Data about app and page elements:
┌──

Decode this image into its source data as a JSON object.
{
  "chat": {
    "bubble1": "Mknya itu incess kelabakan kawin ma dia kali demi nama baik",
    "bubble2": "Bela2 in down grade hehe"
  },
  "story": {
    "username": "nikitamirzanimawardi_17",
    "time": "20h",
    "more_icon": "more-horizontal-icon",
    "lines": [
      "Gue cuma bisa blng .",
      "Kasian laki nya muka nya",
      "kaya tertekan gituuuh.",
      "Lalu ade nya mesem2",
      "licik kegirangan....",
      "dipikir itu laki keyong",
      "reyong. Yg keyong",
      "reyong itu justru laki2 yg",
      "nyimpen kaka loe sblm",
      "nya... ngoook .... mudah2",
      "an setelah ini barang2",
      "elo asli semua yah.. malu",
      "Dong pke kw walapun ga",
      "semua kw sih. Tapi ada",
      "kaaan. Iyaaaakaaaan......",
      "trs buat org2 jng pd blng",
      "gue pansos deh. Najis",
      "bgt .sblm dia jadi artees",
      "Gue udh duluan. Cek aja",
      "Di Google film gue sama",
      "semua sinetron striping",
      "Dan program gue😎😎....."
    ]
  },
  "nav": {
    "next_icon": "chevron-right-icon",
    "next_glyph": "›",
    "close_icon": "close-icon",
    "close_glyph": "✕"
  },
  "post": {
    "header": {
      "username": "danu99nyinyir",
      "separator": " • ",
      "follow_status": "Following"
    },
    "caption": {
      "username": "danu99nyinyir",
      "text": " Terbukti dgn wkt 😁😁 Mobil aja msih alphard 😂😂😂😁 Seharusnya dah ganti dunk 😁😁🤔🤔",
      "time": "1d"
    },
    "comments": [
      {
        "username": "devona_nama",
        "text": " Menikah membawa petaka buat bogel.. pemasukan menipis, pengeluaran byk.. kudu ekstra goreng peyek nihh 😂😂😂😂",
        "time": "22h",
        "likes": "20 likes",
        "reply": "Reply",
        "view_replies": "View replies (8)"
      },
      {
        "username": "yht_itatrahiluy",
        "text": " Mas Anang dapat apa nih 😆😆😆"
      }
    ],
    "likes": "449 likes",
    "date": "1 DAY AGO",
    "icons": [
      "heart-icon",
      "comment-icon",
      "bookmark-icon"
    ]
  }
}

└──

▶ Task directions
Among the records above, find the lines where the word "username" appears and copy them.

▶ Response
    "username": "nikitamirzanimawardi_17",
      "username": "danu99nyinyir",
      "username": "danu99nyinyir",
        "username": "devona_nama",
        "username": "yht_itatrahiluy",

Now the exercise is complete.